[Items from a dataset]
%%

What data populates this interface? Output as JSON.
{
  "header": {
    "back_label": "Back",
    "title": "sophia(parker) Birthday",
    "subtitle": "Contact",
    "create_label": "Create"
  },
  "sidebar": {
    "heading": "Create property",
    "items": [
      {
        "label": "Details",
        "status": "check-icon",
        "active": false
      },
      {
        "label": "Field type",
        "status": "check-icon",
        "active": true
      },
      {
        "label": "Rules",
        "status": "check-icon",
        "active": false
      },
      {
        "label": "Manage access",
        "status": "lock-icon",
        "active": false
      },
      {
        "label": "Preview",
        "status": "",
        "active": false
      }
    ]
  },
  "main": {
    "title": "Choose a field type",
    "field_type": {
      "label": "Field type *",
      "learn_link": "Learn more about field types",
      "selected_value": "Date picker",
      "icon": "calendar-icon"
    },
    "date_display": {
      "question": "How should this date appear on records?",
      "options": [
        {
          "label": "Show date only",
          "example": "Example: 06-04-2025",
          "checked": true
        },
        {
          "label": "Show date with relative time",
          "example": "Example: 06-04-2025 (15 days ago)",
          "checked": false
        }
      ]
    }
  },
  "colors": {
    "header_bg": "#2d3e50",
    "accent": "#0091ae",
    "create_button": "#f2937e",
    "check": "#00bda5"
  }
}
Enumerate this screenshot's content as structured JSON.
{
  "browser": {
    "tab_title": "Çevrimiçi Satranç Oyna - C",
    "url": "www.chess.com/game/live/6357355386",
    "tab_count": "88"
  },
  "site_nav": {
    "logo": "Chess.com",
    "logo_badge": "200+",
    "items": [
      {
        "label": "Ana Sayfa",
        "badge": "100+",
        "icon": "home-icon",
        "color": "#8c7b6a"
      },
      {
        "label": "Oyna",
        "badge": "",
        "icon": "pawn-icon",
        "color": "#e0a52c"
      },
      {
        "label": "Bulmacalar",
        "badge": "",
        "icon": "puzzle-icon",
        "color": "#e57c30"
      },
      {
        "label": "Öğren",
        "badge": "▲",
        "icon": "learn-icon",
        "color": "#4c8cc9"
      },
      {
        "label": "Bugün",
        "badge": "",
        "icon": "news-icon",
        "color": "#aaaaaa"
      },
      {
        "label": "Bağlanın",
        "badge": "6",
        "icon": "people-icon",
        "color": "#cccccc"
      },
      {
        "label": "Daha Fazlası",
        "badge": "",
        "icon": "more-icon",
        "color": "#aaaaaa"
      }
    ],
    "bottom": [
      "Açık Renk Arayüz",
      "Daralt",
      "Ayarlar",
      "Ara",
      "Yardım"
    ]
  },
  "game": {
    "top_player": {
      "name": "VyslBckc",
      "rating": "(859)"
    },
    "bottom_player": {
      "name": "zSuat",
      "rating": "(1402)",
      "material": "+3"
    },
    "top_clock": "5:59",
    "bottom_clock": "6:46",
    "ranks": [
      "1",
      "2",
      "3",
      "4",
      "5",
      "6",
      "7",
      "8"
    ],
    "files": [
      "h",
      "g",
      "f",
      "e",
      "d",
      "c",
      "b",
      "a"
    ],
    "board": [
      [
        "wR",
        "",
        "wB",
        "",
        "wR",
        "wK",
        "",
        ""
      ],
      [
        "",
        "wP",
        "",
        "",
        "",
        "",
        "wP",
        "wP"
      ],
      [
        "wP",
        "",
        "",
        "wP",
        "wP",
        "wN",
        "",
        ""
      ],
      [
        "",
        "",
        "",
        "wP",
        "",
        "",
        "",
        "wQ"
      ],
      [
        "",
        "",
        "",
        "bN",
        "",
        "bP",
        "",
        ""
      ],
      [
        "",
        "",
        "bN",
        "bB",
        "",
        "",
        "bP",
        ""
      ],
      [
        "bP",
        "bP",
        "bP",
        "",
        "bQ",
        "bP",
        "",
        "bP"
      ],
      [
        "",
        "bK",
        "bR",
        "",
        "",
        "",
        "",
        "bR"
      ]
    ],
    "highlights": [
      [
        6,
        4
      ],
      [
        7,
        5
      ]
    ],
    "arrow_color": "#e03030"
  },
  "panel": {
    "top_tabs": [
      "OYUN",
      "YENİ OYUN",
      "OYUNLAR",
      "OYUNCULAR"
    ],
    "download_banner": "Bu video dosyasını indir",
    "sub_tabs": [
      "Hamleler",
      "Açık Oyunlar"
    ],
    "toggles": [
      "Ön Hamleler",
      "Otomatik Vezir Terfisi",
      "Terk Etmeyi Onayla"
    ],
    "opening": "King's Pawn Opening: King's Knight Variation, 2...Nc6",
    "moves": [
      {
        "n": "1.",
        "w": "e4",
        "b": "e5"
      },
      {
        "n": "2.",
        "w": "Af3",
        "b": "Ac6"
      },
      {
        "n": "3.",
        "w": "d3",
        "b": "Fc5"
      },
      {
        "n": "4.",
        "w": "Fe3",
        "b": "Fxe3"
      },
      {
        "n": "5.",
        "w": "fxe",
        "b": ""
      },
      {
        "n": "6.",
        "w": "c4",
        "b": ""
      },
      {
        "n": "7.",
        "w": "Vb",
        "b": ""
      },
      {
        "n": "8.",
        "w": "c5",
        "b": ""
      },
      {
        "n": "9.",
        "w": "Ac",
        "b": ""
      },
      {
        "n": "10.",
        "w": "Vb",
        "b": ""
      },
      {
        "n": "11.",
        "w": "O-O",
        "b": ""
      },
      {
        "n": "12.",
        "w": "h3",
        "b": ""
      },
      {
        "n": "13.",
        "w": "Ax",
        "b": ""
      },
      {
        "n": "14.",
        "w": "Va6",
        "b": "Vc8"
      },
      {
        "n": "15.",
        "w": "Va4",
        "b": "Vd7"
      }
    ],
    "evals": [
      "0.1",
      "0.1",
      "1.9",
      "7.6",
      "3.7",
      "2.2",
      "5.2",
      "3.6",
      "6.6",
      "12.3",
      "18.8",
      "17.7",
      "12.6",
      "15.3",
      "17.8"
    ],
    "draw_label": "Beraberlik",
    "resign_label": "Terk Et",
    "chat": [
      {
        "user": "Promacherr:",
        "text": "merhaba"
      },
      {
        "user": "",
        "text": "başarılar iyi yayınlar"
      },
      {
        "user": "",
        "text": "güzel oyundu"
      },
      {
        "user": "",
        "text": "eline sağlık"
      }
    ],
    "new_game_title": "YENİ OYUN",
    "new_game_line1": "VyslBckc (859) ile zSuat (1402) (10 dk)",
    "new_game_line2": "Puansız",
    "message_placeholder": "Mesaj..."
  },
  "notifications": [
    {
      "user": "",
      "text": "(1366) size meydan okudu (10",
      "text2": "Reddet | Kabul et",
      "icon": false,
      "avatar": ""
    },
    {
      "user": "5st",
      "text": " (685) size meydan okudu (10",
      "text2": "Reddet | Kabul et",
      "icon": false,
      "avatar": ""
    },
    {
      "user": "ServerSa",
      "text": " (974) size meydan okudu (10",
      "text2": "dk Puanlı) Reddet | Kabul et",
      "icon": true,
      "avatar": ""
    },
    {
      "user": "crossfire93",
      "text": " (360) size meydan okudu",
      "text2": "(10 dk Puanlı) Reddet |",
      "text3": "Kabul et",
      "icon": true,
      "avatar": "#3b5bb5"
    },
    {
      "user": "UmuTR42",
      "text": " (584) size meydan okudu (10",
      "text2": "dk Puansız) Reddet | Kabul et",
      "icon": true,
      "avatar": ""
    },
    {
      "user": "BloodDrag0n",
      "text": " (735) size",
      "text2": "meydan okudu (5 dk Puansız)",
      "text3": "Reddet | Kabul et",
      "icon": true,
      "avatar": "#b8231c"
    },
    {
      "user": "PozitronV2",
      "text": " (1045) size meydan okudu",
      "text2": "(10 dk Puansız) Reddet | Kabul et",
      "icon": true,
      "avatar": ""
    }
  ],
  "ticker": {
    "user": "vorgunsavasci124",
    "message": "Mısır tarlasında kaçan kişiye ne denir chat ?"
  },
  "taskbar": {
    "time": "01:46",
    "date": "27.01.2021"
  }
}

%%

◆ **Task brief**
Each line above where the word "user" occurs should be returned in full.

◆ **Result below**
        "user": "Promacherr:",
        "user": "",
        "user": "",
        "user": "",
      "user": "",
      "user": "5st",
      "user": "ServerSa",
      "user": "crossfire93",
      "user": "UmuTR42",
      "user": "BloodDrag0n",
      "user": "PozitronV2",
    "user": "vorgunsavasci124",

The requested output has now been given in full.